She was clear about the way things were and they were as she understood them. She would say things like, “I was never beautiful, but I worked hard.” What a thing to say! I was never beautiful? She was always apologising for herself like that. Here was a mother who woke up at 5am to cook food for the family's breakfasts and lunches before taking the train to work, working a full day, managing the children in the evening and making dinner by the time my granddad got home. These days she apologises for other things.

“Sorry, I didn’t make any non-vegetarian food.”

At the cancer ward (after her successful surgery) when she was weak and unable to move, she saw me looking at her with sadness and said, “Sorry you have to see me like this.” She found the time to apologise to bystanders for having cancer.

She loved singing and music and chanting her bhajjans and putting coconut oil in our hair on Sunday mornings. She would make us her trademark yellow dosas and chai using utensils given to her as wedding presents 50 years ago. She was someone who didn’t throw away the plastic cutlery that comes with home-delivered Chinese food. She would wash and reuse them. “Why should we throw them? We can use them.” And they will sit, unused, for another 50 years.

I’m glad she remained sharp of mind until the end. When I was leaving Bombay in January, she asked me to sit next to her on the bed and kissed me and said “I love you”. She would sing to us in Konkani about love all through our childhoods but she had never said those three words. I knew then that she was ready. She had checked out of the hotel. When her voice began failing, maybe she thought her story was told. I wish I had recorded her stories when she was alive. I told her to write them down but I don’t think she told stories to document them. I think she told them because she loved doing it. She loved holding an audience as I hope I’ve held you. So here’s to her, the storyteller never silenced.


Satwik Mudgal said...

Great read! This reminds me of my babaji (grandpa), his stories and how he taught me English like he taught hundreds of other kids around him. Nice blog!

Sujata Potay said...

Dear Shravan,

I am a friend of your parents. I got a message from your dad to read this post on your blog, and i am so glad I did. You seem to have inherited the gift of story-telling from your dadima, (and the gift of writing from your parents, if I may add). Your Dadima literally comes alive! An joyful-poignant recollection that's timeless in its content and appeal - anyone with a hint of India in them can relate to and connect with it, irrespective of age/ region. Heart-warming and goose-bumpy:-)

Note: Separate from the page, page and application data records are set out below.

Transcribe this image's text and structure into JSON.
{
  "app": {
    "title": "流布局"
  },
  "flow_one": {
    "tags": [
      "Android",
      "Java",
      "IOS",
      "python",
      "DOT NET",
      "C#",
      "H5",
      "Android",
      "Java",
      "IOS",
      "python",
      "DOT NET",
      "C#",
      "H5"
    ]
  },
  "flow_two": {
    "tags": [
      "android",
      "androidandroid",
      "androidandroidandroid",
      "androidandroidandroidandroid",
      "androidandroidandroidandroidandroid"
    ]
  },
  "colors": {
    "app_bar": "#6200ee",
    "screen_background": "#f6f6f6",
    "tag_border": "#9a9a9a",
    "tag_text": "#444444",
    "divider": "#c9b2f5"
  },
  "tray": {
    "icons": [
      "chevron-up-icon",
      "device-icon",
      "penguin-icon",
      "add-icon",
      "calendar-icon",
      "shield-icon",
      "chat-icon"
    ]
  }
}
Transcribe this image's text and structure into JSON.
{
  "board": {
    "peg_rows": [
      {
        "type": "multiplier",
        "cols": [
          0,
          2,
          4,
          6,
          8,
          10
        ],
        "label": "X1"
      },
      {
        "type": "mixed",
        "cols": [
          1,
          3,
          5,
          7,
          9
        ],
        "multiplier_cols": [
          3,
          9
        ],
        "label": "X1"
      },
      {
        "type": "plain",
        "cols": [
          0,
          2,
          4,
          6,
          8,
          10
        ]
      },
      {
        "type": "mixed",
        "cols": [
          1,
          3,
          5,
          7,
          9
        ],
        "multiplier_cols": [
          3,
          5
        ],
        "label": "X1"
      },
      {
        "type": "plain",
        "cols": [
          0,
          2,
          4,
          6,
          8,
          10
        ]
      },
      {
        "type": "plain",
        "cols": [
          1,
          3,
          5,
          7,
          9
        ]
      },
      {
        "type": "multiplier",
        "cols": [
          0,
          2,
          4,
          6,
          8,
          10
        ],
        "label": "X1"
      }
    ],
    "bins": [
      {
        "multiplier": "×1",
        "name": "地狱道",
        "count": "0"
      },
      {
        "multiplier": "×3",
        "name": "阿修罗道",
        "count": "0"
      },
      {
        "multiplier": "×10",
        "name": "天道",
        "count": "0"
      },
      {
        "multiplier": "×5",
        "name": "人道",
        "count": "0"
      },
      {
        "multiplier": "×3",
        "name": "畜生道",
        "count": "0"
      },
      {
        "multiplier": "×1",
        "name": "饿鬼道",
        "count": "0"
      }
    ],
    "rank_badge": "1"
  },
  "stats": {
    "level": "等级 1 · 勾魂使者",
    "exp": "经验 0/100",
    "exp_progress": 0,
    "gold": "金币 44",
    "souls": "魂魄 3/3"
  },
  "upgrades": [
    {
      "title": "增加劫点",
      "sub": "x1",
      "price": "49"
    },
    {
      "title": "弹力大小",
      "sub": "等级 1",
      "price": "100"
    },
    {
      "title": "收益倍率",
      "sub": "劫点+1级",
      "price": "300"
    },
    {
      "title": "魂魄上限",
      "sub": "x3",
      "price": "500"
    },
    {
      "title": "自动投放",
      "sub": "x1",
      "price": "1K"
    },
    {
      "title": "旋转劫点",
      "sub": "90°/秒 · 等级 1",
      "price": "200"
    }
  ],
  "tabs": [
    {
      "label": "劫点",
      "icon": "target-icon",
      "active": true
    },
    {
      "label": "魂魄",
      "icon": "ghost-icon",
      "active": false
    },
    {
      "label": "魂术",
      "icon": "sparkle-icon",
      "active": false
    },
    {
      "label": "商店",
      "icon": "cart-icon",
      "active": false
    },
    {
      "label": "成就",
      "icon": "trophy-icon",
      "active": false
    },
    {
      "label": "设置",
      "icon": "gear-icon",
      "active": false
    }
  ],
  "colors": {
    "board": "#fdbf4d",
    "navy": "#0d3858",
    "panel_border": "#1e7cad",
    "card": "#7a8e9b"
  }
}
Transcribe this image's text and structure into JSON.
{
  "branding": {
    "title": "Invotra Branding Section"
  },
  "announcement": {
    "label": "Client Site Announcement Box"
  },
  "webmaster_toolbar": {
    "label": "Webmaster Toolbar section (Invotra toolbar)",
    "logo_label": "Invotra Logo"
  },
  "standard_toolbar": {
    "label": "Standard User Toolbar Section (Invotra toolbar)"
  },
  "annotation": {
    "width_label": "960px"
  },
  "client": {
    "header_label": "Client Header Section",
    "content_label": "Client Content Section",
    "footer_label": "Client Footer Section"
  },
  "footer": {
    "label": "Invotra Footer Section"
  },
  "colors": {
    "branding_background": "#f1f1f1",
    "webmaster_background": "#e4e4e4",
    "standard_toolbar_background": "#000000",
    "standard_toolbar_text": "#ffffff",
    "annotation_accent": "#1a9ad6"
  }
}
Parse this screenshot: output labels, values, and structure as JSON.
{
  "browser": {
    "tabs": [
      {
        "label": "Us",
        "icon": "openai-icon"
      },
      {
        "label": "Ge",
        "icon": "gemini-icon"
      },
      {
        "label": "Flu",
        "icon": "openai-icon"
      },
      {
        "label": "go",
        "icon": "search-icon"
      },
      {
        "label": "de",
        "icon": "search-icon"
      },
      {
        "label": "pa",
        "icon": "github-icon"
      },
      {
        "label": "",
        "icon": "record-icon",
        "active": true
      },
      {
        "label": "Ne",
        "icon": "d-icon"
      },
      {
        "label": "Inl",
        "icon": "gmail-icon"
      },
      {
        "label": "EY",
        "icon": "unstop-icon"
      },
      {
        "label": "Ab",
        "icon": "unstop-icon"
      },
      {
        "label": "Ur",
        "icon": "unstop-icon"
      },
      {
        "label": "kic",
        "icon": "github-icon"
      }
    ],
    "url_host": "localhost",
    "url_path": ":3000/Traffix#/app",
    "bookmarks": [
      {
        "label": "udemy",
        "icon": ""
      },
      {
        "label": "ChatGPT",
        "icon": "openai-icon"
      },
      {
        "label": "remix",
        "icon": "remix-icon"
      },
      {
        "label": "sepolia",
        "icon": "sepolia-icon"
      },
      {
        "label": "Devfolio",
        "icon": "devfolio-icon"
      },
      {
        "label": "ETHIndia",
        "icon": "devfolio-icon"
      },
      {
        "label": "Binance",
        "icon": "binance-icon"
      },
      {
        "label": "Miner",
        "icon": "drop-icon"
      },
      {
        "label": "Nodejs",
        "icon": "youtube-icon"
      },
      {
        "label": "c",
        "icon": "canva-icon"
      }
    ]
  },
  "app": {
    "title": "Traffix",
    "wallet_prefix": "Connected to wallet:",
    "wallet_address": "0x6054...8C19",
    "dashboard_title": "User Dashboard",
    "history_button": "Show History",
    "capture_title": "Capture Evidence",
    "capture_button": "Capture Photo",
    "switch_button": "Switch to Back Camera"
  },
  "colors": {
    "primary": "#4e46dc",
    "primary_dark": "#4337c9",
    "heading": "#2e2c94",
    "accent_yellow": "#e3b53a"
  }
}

God bless!
Sujata Potay

Lissa said...

Came back to read this again, and ended up getting all teary-eyed (again) even though I knew how it ended. Beautifully written and felt, as always.